--- Task inputs Enclosed Below ---

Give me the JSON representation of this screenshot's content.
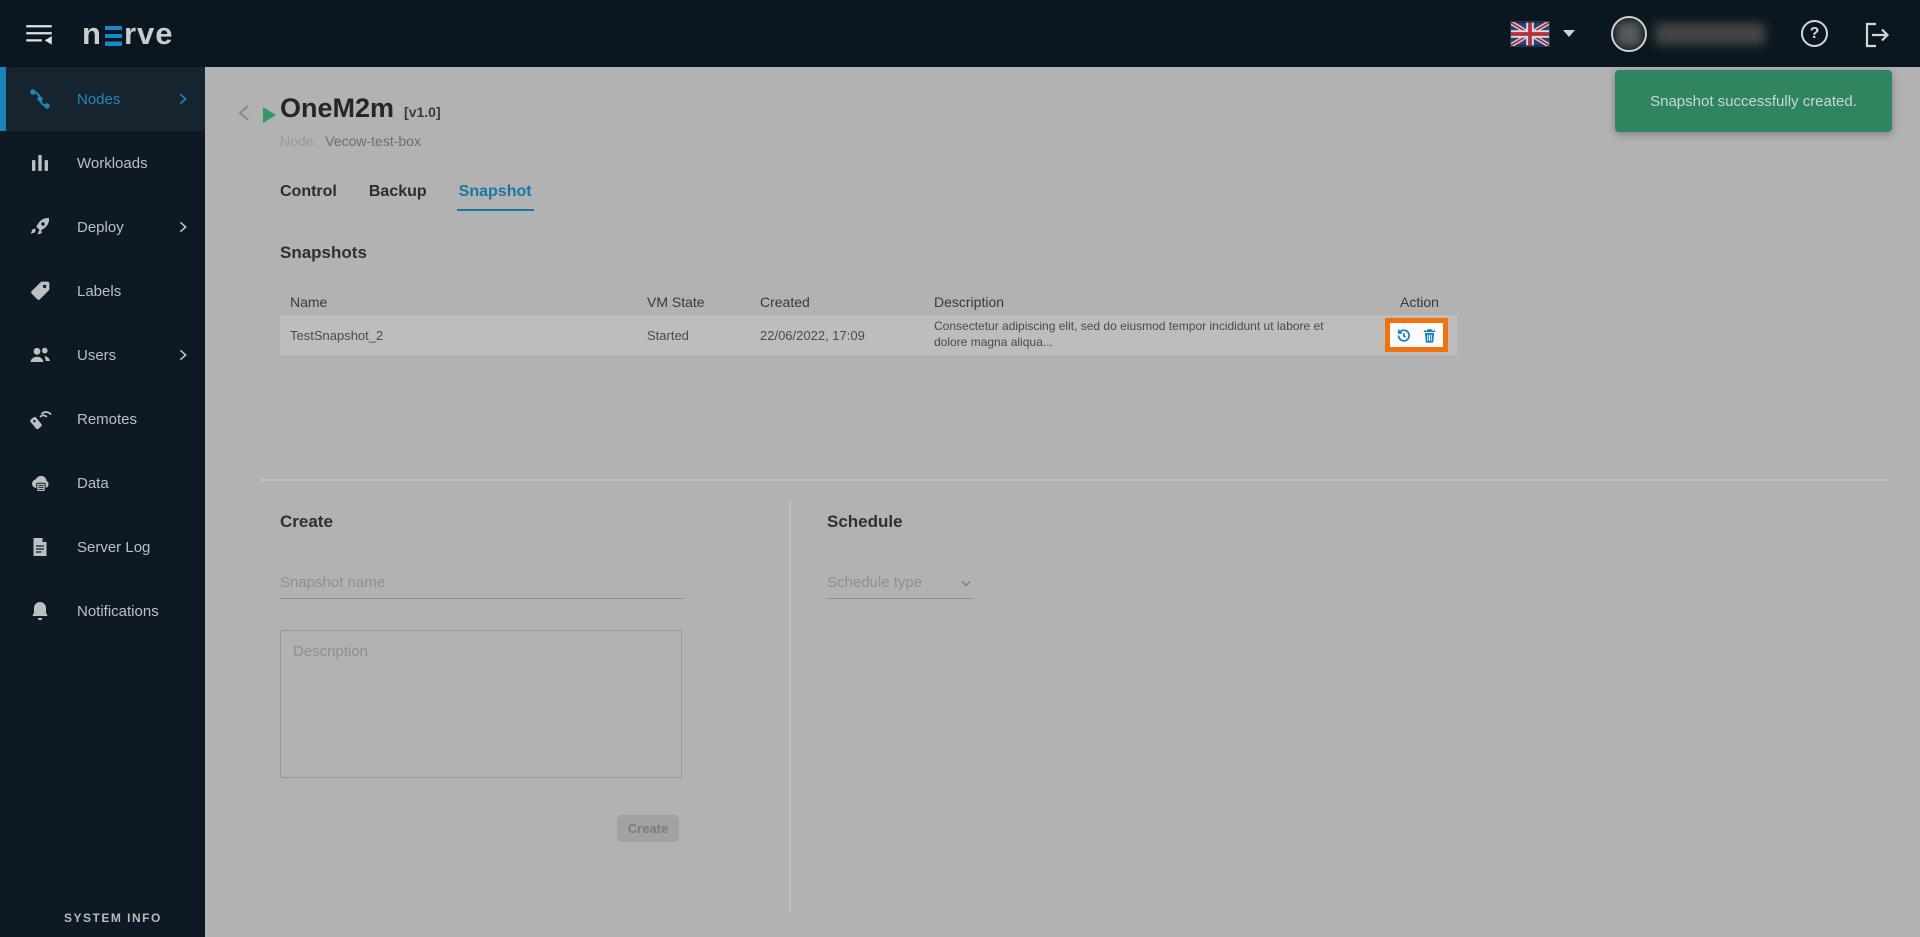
{
  "topbar": {
    "brand_prefix": "n",
    "brand_suffix": "rve",
    "icons": [
      "menu-collapse-icon",
      "uk-flag-icon",
      "caret-down-icon",
      "user-avatar",
      "help-icon",
      "logout-icon"
    ]
  },
  "sidebar": {
    "items": [
      {
        "label": "Nodes",
        "icon": "nodes-icon",
        "active": true,
        "has_chevron": true
      },
      {
        "label": "Workloads",
        "icon": "workloads-icon",
        "active": false,
        "has_chevron": false
      },
      {
        "label": "Deploy",
        "icon": "deploy-icon",
        "active": false,
        "has_chevron": true
      },
      {
        "label": "Labels",
        "icon": "labels-icon",
        "active": false,
        "has_chevron": false
      },
      {
        "label": "Users",
        "icon": "users-icon",
        "active": false,
        "has_chevron": true
      },
      {
        "label": "Remotes",
        "icon": "remotes-icon",
        "active": false,
        "has_chevron": false
      },
      {
        "label": "Data",
        "icon": "data-icon",
        "active": false,
        "has_chevron": false
      },
      {
        "label": "Server Log",
        "icon": "server-log-icon",
        "active": false,
        "has_chevron": false
      },
      {
        "label": "Notifications",
        "icon": "notifications-icon",
        "active": false,
        "has_chevron": false
      }
    ],
    "footer": "SYSTEM INFO"
  },
  "toast": {
    "message": "Snapshot successfully created."
  },
  "page": {
    "title": "OneM2m",
    "version": "[v1.0]",
    "node_label": "Node:",
    "node_value": "Vecow-test-box",
    "tabs": [
      {
        "label": "Control",
        "active": false
      },
      {
        "label": "Backup",
        "active": false
      },
      {
        "label": "Snapshot",
        "active": true
      }
    ]
  },
  "snapshots": {
    "heading": "Snapshots",
    "columns": [
      "Name",
      "VM State",
      "Created",
      "Description",
      "Action"
    ],
    "rows": [
      {
        "name": "TestSnapshot_2",
        "vm_state": "Started",
        "created": "22/06/2022, 17:09",
        "description": "Consectetur adipiscing elit, sed do eiusmod tempor incididunt ut labore et dolore magna aliqua...",
        "actions": [
          "restore-snapshot-icon",
          "delete-snapshot-icon"
        ]
      }
    ]
  },
  "create": {
    "heading": "Create",
    "name_placeholder": "Snapshot name",
    "description_placeholder": "Description",
    "button_label": "Create"
  },
  "schedule": {
    "heading": "Schedule",
    "type_placeholder": "Schedule type"
  },
  "colors": {
    "accent_blue": "#1b85b8",
    "toast_green": "#2e8560",
    "highlight_orange": "#f2730d",
    "action_icon_blue": "#157fc0",
    "play_green": "#2f9a66"
  }
}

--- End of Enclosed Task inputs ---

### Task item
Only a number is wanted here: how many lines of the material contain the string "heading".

### Answer to this problem
3